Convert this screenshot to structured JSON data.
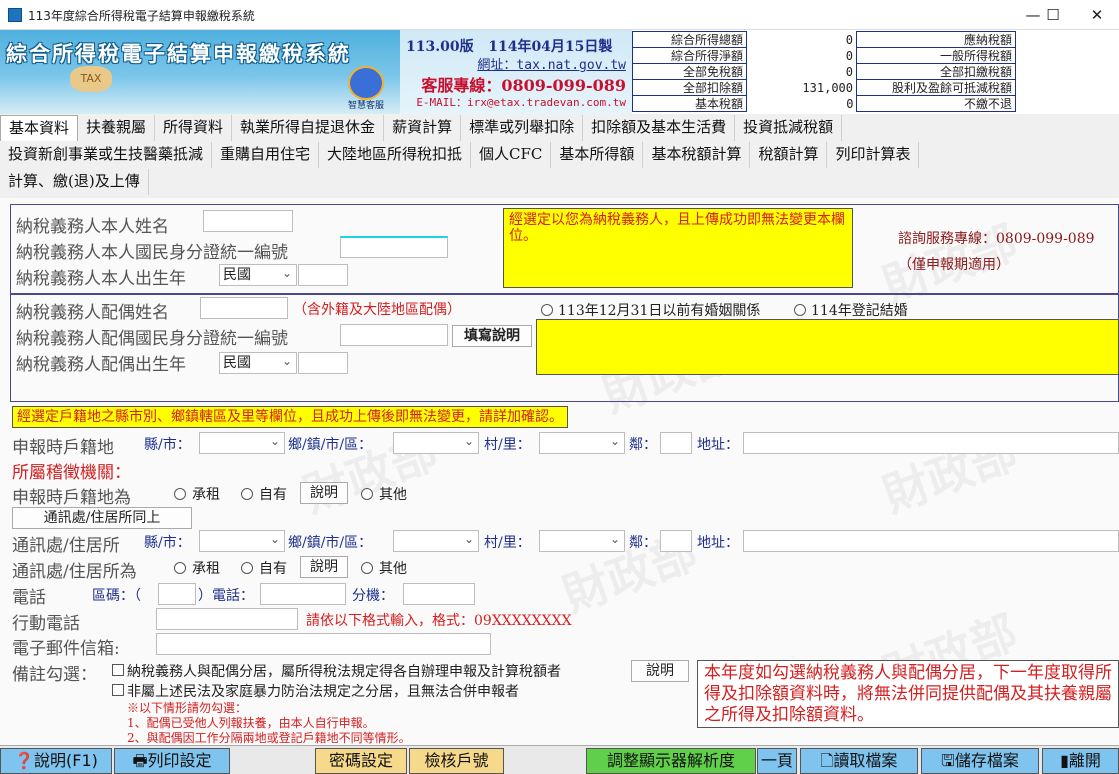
{
  "window": {
    "title": "113年度綜合所得稅電子結算申報繳稅系統",
    "minimize": "—",
    "maximize": "☐",
    "close": "✕"
  },
  "header": {
    "app_title": "綜合所得稅電子結算申報繳稅系統",
    "tax_icon": "TAX",
    "version": "113.00版",
    "date": "114年04月15日製",
    "url_label": "網址：",
    "url": "tax.nat.gov.tw",
    "hotline": "客服專線：0809-099-089",
    "email": "E-MAIL：irx@etax.tradevan.com.tw",
    "assistant": "智慧客服"
  },
  "summary_left": [
    {
      "label": "綜合所得總額",
      "value": "0"
    },
    {
      "label": "綜合所得淨額",
      "value": "0"
    },
    {
      "label": "全部免稅額",
      "value": "0"
    },
    {
      "label": "全部扣除額",
      "value": "131,000"
    },
    {
      "label": "基本稅額",
      "value": "0"
    }
  ],
  "summary_right": [
    {
      "label": "應納稅額"
    },
    {
      "label": "一般所得稅額"
    },
    {
      "label": "全部扣繳稅額"
    },
    {
      "label": "股利及盈餘可抵減稅額"
    },
    {
      "label": "不繳不退"
    }
  ],
  "tabs_row1": [
    "基本資料",
    "扶養親屬",
    "所得資料",
    "執業所得自提退休金",
    "薪資計算",
    "標準或列舉扣除",
    "扣除額及基本生活費",
    "投資抵減稅額"
  ],
  "tabs_row2": [
    "投資新創事業或生技醫藥抵減",
    "重購自用住宅",
    "大陸地區所得稅扣抵",
    "個人CFC",
    "基本所得額",
    "基本稅額計算",
    "稅額計算",
    "列印計算表"
  ],
  "tabs_row3": [
    "計算、繳(退)及上傳"
  ],
  "taxpayer": {
    "name_label": "納稅義務人本人姓名",
    "id_label": "納稅義務人本人國民身分證統一編號",
    "birth_label": "納稅義務人本人出生年",
    "era": "民國",
    "notice": "經選定以您為納稅義務人，且上傳成功即無法變更本欄位。"
  },
  "consult": {
    "hotline": "諮詢服務專線：0809-099-089",
    "note": "（僅申報期適用）"
  },
  "spouse": {
    "name_label": "納稅義務人配偶姓名",
    "name_note": "（含外籍及大陸地區配偶）",
    "id_label": "納稅義務人配偶國民身分證統一編號",
    "help_button": "填寫說明",
    "birth_label": "納稅義務人配偶出生年",
    "era": "民國",
    "marriage_option_1": "113年12月31日以前有婚姻關係",
    "marriage_option_2": "114年登記結婚"
  },
  "address": {
    "warning": "經選定戶籍地之縣市別、鄉鎮轄區及里等欄位，且成功上傳後即無法變更，請詳加確認。",
    "household_label": "申報時戶籍地",
    "county": "縣/市：",
    "township": "鄉/鎮/市/區：",
    "village": "村/里：",
    "neighborhood": "鄰：",
    "addr": "地址：",
    "tax_office_label": "所屬稽徵機關：",
    "household_type_label": "申報時戶籍地為",
    "rent": "承租",
    "own": "自有",
    "explain": "說明",
    "other": "其他",
    "same_button": "通訊處/住居所同上",
    "mailing_label": "通訊處/住居所",
    "mailing_type_label": "通訊處/住居所為"
  },
  "contact": {
    "phone_label": "電話",
    "area_code": "區碼：（",
    "phone": "）電話：",
    "ext": "分機：",
    "mobile_label": "行動電話",
    "mobile_hint": "請依以下格式輸入，格式：09XXXXXXXX",
    "email_label": "電子郵件信箱:"
  },
  "remarks": {
    "label": "備註勾選：",
    "check1": "納稅義務人與配偶分居，屬所得稅法規定得各自辦理申報及計算稅額者",
    "explain": "說明",
    "check2": "非屬上述民法及家庭暴力防治法規定之分居，且無法合併申報者",
    "note_title": "※以下情形請勿勾選：",
    "note1": "1、配偶已受他人列報扶養，由本人自行申報。",
    "note2": "2、與配偶因工作分隔兩地或登記戶籍地不同等情形。",
    "warning": "本年度如勾選納稅義務人與配偶分居，下一年度取得所得及扣除額資料時，將無法併同提供配偶及其扶養親屬之所得及扣除額資料。"
  },
  "watermark": "財政部",
  "bottom": {
    "help": "說明(F1)",
    "print_settings": "列印設定",
    "password": "密碼設定",
    "check_household": "檢核戶號",
    "resolution": "調整顯示器解析度",
    "one_page": "一頁",
    "read_file": "讀取檔案",
    "save_file": "儲存檔案",
    "exit": "離開"
  },
  "colors": {
    "accent": "#1f2f8c",
    "warn": "#d42020",
    "highlight": "#ffff00",
    "banner": "#4fb0de"
  }
}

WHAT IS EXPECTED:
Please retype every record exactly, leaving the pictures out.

RESULT BELOW:
Convert this screenshot to structured JSON data.
{
  "window": {
    "title": "113年度綜合所得稅電子結算申報繳稅系統",
    "minimize": "—",
    "maximize": "☐",
    "close": "✕"
  },
  "header": {
    "app_title": "綜合所得稅電子結算申報繳稅系統",
    "tax_icon": "TAX",
    "version": "113.00版",
    "date": "114年04月15日製",
    "url_label": "網址：",
    "url": "tax.nat.gov.tw",
    "hotline": "客服專線：0809-099-089",
    "email": "E-MAIL：irx@etax.tradevan.com.tw",
    "assistant": "智慧客服"
  },
  "summary_left": [
    {
      "label": "綜合所得總額",
      "value": "0"
    },
    {
      "label": "綜合所得淨額",
      "value": "0"
    },
    {
      "label": "全部免稅額",
      "value": "0"
    },
    {
      "label": "全部扣除額",
      "value": "131,000"
    },
    {
      "label": "基本稅額",
      "value": "0"
    }
  ],
  "summary_right": [
    {
      "label": "應納稅額"
    },
    {
      "label": "一般所得稅額"
    },
    {
      "label": "全部扣繳稅額"
    },
    {
      "label": "股利及盈餘可抵減稅額"
    },
    {
      "label": "不繳不退"
    }
  ],
  "tabs_row1": [
    "基本資料",
    "扶養親屬",
    "所得資料",
    "執業所得自提退休金",
    "薪資計算",
    "標準或列舉扣除",
    "扣除額及基本生活費",
    "投資抵減稅額"
  ],
  "tabs_row2": [
    "投資新創事業或生技醫藥抵減",
    "重購自用住宅",
    "大陸地區所得稅扣抵",
    "個人CFC",
    "基本所得額",
    "基本稅額計算",
    "稅額計算",
    "列印計算表"
  ],
  "tabs_row3": [
    "計算、繳(退)及上傳"
  ],
  "taxpayer": {
    "name_label": "納稅義務人本人姓名",
    "id_label": "納稅義務人本人國民身分證統一編號",
    "birth_label": "納稅義務人本人出生年",
    "era": "民國",
    "notice": "經選定以您為納稅義務人，且上傳成功即無法變更本欄位。"
  },
  "consult": {
    "hotline": "諮詢服務專線：0809-099-089",
    "note": "（僅申報期適用）"
  },
  "spouse": {
    "name_label": "納稅義務人配偶姓名",
    "name_note": "（含外籍及大陸地區配偶）",
    "id_label": "納稅義務人配偶國民身分證統一編號",
    "help_button": "填寫說明",
    "birth_label": "納稅義務人配偶出生年",
    "era": "民國",
    "marriage_option_1": "113年12月31日以前有婚姻關係",
    "marriage_option_2": "114年登記結婚"
  },
  "address": {
    "warning": "經選定戶籍地之縣市別、鄉鎮轄區及里等欄位，且成功上傳後即無法變更，請詳加確認。",
    "household_label": "申報時戶籍地",
    "county": "縣/市：",
    "township": "鄉/鎮/市/區：",
    "village": "村/里：",
    "neighborhood": "鄰：",
    "addr": "地址：",
    "tax_office_label": "所屬稽徵機關：",
    "household_type_label": "申報時戶籍地為",
    "rent": "承租",
    "own": "自有",
    "explain": "說明",
    "other": "其他",
    "same_button": "通訊處/住居所同上",
    "mailing_label": "通訊處/住居所",
    "mailing_type_label": "通訊處/住居所為"
  },
  "contact": {
    "phone_label": "電話",
    "area_code": "區碼：（",
    "phone": "）電話：",
    "ext": "分機：",
    "mobile_label": "行動電話",
    "mobile_hint": "請依以下格式輸入，格式：09XXXXXXXX",
    "email_label": "電子郵件信箱:"
  },
  "remarks": {
    "label": "備註勾選：",
    "check1": "納稅義務人與配偶分居，屬所得稅法規定得各自辦理申報及計算稅額者",
    "explain": "說明",
    "check2": "非屬上述民法及家庭暴力防治法規定之分居，且無法合併申報者",
    "note_title": "※以下情形請勿勾選：",
    "note1": "1、配偶已受他人列報扶養，由本人自行申報。",
    "note2": "2、與配偶因工作分隔兩地或登記戶籍地不同等情形。",
    "warning": "本年度如勾選納稅義務人與配偶分居，下一年度取得所得及扣除額資料時，將無法併同提供配偶及其扶養親屬之所得及扣除額資料。"
  },
  "watermark": "財政部",
  "bottom": {
    "help": "說明(F1)",
    "print_settings": "列印設定",
    "password": "密碼設定",
    "check_household": "檢核戶號",
    "resolution": "調整顯示器解析度",
    "one_page": "一頁",
    "read_file": "讀取檔案",
    "save_file": "儲存檔案",
    "exit": "離開"
  },
  "colors": {
    "accent": "#1f2f8c",
    "warn": "#d42020",
    "highlight": "#ffff00",
    "banner": "#4fb0de"
  }
}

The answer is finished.